**Task goal**
What you produce should be every line from the data that includes "Pizza".

**Working data**
◆ ◆ ◆ ◆ ◆ ◆ ◆
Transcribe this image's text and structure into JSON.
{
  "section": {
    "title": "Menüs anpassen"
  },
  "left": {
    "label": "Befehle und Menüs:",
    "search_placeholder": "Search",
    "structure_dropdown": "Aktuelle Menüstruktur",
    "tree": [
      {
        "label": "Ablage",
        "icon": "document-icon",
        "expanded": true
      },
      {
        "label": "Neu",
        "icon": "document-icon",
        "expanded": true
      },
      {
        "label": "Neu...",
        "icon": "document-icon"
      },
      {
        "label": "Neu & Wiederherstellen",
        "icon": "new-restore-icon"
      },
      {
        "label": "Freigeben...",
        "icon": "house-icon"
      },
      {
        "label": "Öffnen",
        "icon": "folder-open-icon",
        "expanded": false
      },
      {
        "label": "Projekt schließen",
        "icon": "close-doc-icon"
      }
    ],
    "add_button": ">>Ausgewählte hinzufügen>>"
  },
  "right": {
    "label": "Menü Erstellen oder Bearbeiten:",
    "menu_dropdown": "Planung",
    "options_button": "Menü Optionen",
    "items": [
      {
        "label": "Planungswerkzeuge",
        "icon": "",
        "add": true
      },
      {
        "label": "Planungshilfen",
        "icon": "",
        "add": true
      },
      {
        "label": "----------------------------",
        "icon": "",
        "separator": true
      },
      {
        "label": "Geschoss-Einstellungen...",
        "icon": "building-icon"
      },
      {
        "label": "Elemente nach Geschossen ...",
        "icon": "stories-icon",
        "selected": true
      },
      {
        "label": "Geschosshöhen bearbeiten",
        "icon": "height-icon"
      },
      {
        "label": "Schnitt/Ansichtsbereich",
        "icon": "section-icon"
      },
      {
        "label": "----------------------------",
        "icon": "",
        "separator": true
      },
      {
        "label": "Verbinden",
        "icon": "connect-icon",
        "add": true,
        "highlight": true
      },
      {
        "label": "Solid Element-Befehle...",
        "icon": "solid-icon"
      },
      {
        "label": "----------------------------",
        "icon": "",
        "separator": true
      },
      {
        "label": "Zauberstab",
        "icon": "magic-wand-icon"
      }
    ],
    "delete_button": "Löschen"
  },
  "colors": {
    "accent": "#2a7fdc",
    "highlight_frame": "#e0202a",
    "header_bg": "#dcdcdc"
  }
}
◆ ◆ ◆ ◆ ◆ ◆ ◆
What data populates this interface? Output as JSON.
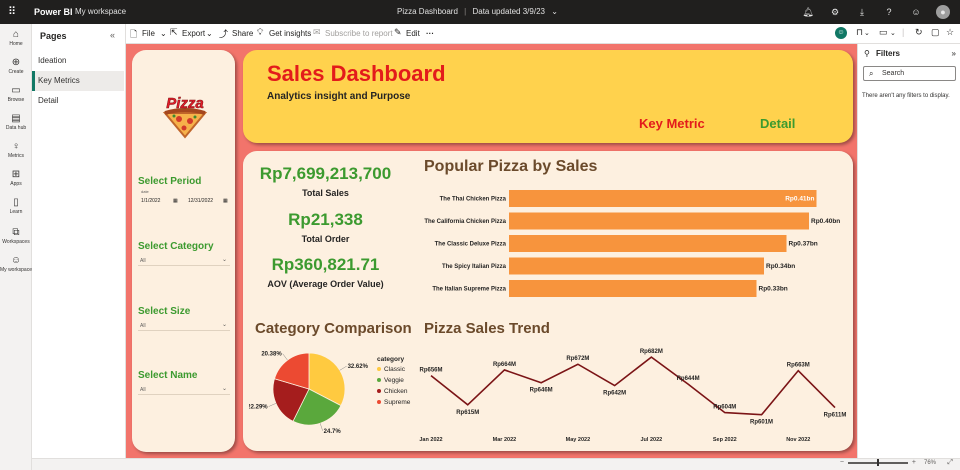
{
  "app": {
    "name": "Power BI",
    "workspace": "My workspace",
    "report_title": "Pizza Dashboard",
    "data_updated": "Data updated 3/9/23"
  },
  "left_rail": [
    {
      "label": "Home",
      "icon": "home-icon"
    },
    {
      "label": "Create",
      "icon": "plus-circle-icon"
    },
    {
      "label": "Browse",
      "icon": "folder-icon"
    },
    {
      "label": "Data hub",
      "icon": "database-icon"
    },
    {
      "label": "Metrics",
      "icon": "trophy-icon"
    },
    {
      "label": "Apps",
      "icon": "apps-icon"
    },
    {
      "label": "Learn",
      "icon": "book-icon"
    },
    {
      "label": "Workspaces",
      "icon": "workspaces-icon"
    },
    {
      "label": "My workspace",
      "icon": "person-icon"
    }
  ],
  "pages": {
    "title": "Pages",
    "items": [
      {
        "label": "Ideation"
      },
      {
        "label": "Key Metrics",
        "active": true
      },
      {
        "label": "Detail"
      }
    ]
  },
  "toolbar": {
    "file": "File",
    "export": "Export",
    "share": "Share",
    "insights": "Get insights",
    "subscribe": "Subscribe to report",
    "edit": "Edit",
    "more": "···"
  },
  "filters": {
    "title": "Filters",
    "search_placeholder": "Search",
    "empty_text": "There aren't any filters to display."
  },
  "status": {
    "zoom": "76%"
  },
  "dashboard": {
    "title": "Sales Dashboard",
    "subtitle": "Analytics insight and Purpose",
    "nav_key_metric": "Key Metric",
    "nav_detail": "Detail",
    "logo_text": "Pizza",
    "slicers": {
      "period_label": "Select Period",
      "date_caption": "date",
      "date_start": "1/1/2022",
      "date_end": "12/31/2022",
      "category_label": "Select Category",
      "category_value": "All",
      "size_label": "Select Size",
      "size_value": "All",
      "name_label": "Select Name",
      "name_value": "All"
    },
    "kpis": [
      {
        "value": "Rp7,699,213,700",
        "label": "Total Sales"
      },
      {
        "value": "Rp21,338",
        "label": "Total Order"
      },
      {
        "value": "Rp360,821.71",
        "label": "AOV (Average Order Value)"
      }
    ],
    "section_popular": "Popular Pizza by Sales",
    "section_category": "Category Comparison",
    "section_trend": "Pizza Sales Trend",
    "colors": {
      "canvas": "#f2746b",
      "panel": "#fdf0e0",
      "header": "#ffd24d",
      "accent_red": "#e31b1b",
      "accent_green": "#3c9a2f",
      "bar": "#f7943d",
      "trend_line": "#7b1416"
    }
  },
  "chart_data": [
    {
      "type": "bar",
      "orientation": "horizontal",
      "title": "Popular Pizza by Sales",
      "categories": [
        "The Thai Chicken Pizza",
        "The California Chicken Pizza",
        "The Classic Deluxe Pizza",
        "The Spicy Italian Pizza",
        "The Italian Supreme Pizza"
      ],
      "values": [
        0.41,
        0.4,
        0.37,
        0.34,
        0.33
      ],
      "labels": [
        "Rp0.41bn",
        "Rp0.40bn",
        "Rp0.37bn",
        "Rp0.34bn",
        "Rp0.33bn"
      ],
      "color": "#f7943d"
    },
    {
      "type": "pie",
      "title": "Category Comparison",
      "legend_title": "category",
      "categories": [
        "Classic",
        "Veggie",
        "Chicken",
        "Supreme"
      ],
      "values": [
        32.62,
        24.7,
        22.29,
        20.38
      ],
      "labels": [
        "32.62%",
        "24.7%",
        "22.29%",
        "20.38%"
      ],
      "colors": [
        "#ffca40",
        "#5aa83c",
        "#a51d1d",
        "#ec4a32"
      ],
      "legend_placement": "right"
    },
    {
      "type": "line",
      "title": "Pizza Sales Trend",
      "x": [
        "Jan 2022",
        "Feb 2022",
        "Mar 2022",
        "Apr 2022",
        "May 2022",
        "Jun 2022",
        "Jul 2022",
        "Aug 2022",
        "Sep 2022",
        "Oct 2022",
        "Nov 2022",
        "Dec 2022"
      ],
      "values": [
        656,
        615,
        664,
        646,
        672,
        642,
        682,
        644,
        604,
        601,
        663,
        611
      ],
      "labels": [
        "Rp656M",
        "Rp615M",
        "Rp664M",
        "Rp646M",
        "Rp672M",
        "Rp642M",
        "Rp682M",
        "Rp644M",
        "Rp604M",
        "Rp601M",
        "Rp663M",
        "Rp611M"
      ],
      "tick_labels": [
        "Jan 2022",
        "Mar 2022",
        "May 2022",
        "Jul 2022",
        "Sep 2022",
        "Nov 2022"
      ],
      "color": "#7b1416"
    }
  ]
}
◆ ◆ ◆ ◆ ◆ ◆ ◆
**Response to the task**
    "report_title": "Pizza Dashboard",
    "logo_text": "Pizza",
    "section_popular": "Popular Pizza by Sales",
    "section_trend": "Pizza Sales Trend",
      "title": "Popular Pizza by Sales",
        "The Thai Chicken Pizza",
        "The California Chicken Pizza",
        "The Classic Deluxe Pizza",
        "The Spicy Italian Pizza",
        "The Italian Supreme Pizza"
      "title": "Pizza Sales Trend",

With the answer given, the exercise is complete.